Go through the data underneath and copy every line exactly.

» Exercise material
* * * * * * * * *
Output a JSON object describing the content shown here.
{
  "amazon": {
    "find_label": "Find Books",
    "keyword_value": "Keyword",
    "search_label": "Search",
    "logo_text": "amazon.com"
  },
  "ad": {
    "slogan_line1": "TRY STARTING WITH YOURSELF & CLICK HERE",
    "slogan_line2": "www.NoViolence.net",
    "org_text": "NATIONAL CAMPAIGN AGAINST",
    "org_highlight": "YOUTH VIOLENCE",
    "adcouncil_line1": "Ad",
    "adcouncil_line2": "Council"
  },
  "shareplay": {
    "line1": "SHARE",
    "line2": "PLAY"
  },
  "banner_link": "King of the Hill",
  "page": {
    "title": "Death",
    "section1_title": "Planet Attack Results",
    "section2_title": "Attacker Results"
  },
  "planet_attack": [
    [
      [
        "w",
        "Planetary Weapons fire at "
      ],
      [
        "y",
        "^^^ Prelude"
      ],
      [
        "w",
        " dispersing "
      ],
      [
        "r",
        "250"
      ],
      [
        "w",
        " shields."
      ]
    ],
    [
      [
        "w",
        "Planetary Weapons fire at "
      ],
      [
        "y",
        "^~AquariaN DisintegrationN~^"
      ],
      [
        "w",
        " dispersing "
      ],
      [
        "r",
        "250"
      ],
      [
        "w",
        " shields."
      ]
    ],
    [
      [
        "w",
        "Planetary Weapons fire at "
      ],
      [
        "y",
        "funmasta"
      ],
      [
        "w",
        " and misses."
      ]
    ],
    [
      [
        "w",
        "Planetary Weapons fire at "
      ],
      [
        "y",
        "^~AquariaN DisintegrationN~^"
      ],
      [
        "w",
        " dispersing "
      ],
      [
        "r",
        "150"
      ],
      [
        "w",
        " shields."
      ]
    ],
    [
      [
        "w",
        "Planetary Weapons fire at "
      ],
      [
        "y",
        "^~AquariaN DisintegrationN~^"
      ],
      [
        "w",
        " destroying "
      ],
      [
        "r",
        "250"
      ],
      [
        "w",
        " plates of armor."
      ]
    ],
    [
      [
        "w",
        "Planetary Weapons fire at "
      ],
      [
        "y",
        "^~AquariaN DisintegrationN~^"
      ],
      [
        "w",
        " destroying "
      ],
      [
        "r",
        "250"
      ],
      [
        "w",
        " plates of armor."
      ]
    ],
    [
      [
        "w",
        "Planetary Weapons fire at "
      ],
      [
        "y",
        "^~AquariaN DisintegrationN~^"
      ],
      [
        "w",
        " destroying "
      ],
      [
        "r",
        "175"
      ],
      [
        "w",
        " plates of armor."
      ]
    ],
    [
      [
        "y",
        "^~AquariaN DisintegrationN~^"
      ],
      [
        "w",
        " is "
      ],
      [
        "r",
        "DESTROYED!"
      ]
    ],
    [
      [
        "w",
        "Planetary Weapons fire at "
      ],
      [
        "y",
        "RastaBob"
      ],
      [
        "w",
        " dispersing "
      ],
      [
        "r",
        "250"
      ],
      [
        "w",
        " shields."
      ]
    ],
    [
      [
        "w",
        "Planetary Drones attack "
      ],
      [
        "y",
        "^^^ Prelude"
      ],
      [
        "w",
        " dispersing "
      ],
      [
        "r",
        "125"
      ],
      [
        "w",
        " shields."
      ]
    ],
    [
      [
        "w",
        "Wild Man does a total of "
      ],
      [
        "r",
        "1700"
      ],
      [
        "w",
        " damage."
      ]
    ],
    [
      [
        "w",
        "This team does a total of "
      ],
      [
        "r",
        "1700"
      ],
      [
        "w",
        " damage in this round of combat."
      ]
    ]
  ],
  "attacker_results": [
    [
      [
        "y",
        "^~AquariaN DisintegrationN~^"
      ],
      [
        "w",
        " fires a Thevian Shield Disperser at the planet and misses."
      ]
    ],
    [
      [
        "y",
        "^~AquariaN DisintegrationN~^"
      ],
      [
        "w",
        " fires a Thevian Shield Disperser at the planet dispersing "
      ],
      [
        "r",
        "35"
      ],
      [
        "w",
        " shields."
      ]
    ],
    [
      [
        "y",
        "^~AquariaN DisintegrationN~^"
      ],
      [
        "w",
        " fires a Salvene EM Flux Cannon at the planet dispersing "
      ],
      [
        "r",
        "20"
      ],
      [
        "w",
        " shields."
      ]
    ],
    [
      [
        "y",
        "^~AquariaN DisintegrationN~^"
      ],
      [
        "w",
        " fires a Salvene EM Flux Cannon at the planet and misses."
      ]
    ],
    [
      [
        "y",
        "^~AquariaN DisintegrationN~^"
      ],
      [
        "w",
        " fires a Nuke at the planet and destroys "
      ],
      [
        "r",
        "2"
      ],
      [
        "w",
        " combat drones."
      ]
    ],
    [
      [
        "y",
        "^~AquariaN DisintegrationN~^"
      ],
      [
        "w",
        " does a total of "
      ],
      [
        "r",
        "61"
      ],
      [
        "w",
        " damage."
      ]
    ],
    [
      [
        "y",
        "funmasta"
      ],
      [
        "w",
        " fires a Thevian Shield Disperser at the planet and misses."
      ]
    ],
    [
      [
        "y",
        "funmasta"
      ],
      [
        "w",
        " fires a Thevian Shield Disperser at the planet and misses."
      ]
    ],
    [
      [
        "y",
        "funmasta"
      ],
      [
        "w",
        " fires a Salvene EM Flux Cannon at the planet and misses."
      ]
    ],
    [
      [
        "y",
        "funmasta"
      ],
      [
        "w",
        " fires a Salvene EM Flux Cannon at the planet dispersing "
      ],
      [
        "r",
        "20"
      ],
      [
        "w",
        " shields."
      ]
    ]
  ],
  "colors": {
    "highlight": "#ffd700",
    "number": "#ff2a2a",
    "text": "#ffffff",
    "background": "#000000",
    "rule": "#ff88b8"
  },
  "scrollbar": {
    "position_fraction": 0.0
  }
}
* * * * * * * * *
» Task output
Output a JSON object describing the content shown here.
{
  "amazon": {
    "find_label": "Find Books",
    "keyword_value": "Keyword",
    "search_label": "Search",
    "logo_text": "amazon.com"
  },
  "ad": {
    "slogan_line1": "TRY STARTING WITH YOURSELF & CLICK HERE",
    "slogan_line2": "www.NoViolence.net",
    "org_text": "NATIONAL CAMPAIGN AGAINST",
    "org_highlight": "YOUTH VIOLENCE",
    "adcouncil_line1": "Ad",
    "adcouncil_line2": "Council"
  },
  "shareplay": {
    "line1": "SHARE",
    "line2": "PLAY"
  },
  "banner_link": "King of the Hill",
  "page": {
    "title": "Death",
    "section1_title": "Planet Attack Results",
    "section2_title": "Attacker Results"
  },
  "planet_attack": [
    [
      [
        "w",
        "Planetary Weapons fire at "
      ],
      [
        "y",
        "^^^ Prelude"
      ],
      [
        "w",
        " dispersing "
      ],
      [
        "r",
        "250"
      ],
      [
        "w",
        " shields."
      ]
    ],
    [
      [
        "w",
        "Planetary Weapons fire at "
      ],
      [
        "y",
        "^~AquariaN DisintegrationN~^"
      ],
      [
        "w",
        " dispersing "
      ],
      [
        "r",
        "250"
      ],
      [
        "w",
        " shields."
      ]
    ],
    [
      [
        "w",
        "Planetary Weapons fire at "
      ],
      [
        "y",
        "funmasta"
      ],
      [
        "w",
        " and misses."
      ]
    ],
    [
      [
        "w",
        "Planetary Weapons fire at "
      ],
      [
        "y",
        "^~AquariaN DisintegrationN~^"
      ],
      [
        "w",
        " dispersing "
      ],
      [
        "r",
        "150"
      ],
      [
        "w",
        " shields."
      ]
    ],
    [
      [
        "w",
        "Planetary Weapons fire at "
      ],
      [
        "y",
        "^~AquariaN DisintegrationN~^"
      ],
      [
        "w",
        " destroying "
      ],
      [
        "r",
        "250"
      ],
      [
        "w",
        " plates of armor."
      ]
    ],
    [
      [
        "w",
        "Planetary Weapons fire at "
      ],
      [
        "y",
        "^~AquariaN DisintegrationN~^"
      ],
      [
        "w",
        " destroying "
      ],
      [
        "r",
        "250"
      ],
      [
        "w",
        " plates of armor."
      ]
    ],
    [
      [
        "w",
        "Planetary Weapons fire at "
      ],
      [
        "y",
        "^~AquariaN DisintegrationN~^"
      ],
      [
        "w",
        " destroying "
      ],
      [
        "r",
        "175"
      ],
      [
        "w",
        " plates of armor."
      ]
    ],
    [
      [
        "y",
        "^~AquariaN DisintegrationN~^"
      ],
      [
        "w",
        " is "
      ],
      [
        "r",
        "DESTROYED!"
      ]
    ],
    [
      [
        "w",
        "Planetary Weapons fire at "
      ],
      [
        "y",
        "RastaBob"
      ],
      [
        "w",
        " dispersing "
      ],
      [
        "r",
        "250"
      ],
      [
        "w",
        " shields."
      ]
    ],
    [
      [
        "w",
        "Planetary Drones attack "
      ],
      [
        "y",
        "^^^ Prelude"
      ],
      [
        "w",
        " dispersing "
      ],
      [
        "r",
        "125"
      ],
      [
        "w",
        " shields."
      ]
    ],
    [
      [
        "w",
        "Wild Man does a total of "
      ],
      [
        "r",
        "1700"
      ],
      [
        "w",
        " damage."
      ]
    ],
    [
      [
        "w",
        "This team does a total of "
      ],
      [
        "r",
        "1700"
      ],
      [
        "w",
        " damage in this round of combat."
      ]
    ]
  ],
  "attacker_results": [
    [
      [
        "y",
        "^~AquariaN DisintegrationN~^"
      ],
      [
        "w",
        " fires a Thevian Shield Disperser at the planet and misses."
      ]
    ],
    [
      [
        "y",
        "^~AquariaN DisintegrationN~^"
      ],
      [
        "w",
        " fires a Thevian Shield Disperser at the planet dispersing "
      ],
      [
        "r",
        "35"
      ],
      [
        "w",
        " shields."
      ]
    ],
    [
      [
        "y",
        "^~AquariaN DisintegrationN~^"
      ],
      [
        "w",
        " fires a Salvene EM Flux Cannon at the planet dispersing "
      ],
      [
        "r",
        "20"
      ],
      [
        "w",
        " shields."
      ]
    ],
    [
      [
        "y",
        "^~AquariaN DisintegrationN~^"
      ],
      [
        "w",
        " fires a Salvene EM Flux Cannon at the planet and misses."
      ]
    ],
    [
      [
        "y",
        "^~AquariaN DisintegrationN~^"
      ],
      [
        "w",
        " fires a Nuke at the planet and destroys "
      ],
      [
        "r",
        "2"
      ],
      [
        "w",
        " combat drones."
      ]
    ],
    [
      [
        "y",
        "^~AquariaN DisintegrationN~^"
      ],
      [
        "w",
        " does a total of "
      ],
      [
        "r",
        "61"
      ],
      [
        "w",
        " damage."
      ]
    ],
    [
      [
        "y",
        "funmasta"
      ],
      [
        "w",
        " fires a Thevian Shield Disperser at the planet and misses."
      ]
    ],
    [
      [
        "y",
        "funmasta"
      ],
      [
        "w",
        " fires a Thevian Shield Disperser at the planet and misses."
      ]
    ],
    [
      [
        "y",
        "funmasta"
      ],
      [
        "w",
        " fires a Salvene EM Flux Cannon at the planet and misses."
      ]
    ],
    [
      [
        "y",
        "funmasta"
      ],
      [
        "w",
        " fires a Salvene EM Flux Cannon at the planet dispersing "
      ],
      [
        "r",
        "20"
      ],
      [
        "w",
        " shields."
      ]
    ]
  ],
  "colors": {
    "highlight": "#ffd700",
    "number": "#ff2a2a",
    "text": "#ffffff",
    "background": "#000000",
    "rule": "#ff88b8"
  },
  "scrollbar": {
    "position_fraction": 0.0
  }
}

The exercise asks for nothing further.